» ABOUT THIS TASK
Pull every line with "What" from the data below and copy it.

» LISTED RECORDS
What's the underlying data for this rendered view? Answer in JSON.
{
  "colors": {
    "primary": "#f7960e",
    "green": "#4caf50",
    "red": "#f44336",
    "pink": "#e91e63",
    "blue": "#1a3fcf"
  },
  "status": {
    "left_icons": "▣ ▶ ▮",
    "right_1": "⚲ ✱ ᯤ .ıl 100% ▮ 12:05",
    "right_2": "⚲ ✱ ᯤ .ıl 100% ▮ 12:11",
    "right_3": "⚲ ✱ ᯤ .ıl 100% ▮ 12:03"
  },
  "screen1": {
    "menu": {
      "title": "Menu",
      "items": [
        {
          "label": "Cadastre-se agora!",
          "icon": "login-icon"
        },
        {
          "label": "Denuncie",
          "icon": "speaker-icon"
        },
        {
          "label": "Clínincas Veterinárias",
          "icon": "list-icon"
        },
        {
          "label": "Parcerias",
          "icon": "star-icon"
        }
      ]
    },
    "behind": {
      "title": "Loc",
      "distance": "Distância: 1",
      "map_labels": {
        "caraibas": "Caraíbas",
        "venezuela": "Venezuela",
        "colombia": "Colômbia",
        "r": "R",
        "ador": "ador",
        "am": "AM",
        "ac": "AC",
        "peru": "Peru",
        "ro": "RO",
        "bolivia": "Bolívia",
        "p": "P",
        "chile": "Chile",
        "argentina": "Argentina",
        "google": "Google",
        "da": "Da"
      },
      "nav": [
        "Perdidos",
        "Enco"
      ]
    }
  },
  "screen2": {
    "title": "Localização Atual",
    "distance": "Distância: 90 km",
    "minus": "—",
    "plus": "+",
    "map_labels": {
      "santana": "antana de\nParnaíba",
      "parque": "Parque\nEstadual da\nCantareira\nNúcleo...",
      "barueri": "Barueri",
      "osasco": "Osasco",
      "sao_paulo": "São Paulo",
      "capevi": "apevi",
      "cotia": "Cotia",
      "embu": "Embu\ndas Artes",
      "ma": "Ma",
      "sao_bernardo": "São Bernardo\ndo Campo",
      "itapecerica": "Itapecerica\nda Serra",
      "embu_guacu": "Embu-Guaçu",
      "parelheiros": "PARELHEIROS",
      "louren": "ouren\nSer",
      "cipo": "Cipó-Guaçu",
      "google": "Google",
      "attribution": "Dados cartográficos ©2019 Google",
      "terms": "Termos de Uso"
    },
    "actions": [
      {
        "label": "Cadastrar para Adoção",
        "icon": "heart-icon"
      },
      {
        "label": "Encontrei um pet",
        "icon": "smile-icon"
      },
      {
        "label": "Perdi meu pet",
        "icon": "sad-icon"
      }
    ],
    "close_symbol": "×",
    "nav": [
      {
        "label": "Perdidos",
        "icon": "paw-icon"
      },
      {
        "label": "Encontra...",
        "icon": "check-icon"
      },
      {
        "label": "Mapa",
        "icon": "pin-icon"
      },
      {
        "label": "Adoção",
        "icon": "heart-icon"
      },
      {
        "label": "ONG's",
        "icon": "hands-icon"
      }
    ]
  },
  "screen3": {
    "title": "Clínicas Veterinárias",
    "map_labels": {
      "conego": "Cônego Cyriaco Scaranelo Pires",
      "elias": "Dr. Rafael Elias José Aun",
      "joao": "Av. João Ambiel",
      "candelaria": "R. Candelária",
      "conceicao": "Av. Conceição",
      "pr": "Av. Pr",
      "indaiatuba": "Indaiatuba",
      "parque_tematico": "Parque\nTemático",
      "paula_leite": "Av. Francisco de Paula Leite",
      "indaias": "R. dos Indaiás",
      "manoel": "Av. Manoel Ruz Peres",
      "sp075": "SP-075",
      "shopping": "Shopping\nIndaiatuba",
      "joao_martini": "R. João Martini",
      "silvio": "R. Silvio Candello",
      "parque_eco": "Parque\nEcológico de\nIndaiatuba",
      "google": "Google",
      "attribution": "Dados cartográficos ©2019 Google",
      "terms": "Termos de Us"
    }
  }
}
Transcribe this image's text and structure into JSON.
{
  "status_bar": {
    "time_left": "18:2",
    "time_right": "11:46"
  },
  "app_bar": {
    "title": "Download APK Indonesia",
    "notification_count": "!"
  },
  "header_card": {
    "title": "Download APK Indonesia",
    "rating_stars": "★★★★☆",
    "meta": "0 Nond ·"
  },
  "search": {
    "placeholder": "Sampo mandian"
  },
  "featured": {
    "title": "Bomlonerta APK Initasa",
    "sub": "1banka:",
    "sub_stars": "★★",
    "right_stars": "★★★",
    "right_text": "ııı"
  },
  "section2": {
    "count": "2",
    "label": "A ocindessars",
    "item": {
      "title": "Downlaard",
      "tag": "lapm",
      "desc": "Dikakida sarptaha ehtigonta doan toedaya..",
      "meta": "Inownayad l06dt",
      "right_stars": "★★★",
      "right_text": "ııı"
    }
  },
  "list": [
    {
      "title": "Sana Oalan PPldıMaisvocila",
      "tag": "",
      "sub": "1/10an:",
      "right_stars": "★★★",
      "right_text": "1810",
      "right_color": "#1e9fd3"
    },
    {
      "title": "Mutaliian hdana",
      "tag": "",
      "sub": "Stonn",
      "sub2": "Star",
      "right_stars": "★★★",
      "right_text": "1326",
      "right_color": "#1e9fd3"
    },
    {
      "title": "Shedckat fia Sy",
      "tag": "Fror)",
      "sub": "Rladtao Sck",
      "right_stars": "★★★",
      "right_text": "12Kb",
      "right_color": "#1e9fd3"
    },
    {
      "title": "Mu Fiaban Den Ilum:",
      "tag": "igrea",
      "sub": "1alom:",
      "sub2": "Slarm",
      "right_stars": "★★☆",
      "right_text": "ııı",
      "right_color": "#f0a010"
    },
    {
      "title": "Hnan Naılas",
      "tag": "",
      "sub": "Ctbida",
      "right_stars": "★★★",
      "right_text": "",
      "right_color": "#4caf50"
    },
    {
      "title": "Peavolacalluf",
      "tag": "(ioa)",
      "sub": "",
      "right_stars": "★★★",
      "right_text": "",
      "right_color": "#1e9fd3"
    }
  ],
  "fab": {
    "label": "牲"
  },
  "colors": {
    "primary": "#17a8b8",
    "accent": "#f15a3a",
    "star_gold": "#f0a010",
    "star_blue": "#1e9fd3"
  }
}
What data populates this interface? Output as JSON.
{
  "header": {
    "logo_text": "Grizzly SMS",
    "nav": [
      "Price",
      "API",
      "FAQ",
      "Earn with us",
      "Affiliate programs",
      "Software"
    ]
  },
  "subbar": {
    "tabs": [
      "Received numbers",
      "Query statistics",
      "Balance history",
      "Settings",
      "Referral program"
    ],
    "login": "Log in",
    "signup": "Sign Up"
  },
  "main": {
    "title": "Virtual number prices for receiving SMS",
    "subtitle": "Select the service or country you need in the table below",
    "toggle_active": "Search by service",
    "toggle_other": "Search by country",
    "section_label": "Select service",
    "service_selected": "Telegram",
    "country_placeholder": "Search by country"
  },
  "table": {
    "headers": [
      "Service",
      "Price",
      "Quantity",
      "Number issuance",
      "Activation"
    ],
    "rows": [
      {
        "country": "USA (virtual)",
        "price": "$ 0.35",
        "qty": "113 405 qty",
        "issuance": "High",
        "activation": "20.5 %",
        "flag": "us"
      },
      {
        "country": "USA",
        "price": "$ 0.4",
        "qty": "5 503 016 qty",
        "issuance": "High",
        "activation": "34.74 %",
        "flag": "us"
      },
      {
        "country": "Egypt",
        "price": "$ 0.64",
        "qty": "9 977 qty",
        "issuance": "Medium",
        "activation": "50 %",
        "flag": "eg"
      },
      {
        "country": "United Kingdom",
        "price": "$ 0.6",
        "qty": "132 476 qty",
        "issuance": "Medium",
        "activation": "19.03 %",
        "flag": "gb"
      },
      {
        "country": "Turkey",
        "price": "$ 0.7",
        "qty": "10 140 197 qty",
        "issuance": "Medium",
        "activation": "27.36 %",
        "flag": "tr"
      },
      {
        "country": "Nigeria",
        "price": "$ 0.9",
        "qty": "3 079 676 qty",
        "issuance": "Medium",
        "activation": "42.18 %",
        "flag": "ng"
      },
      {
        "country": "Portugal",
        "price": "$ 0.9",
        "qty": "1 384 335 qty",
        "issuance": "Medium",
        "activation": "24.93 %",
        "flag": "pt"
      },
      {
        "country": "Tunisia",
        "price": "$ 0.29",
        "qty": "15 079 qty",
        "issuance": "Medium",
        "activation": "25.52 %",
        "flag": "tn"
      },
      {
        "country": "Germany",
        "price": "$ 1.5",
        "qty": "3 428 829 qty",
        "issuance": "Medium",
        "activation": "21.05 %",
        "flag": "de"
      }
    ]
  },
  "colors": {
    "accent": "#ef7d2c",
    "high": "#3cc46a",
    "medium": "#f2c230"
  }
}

» RESPONSE BOX
What's the underlying data for this rendered view? Answer in JSON.
What data populates this interface? Output as JSON.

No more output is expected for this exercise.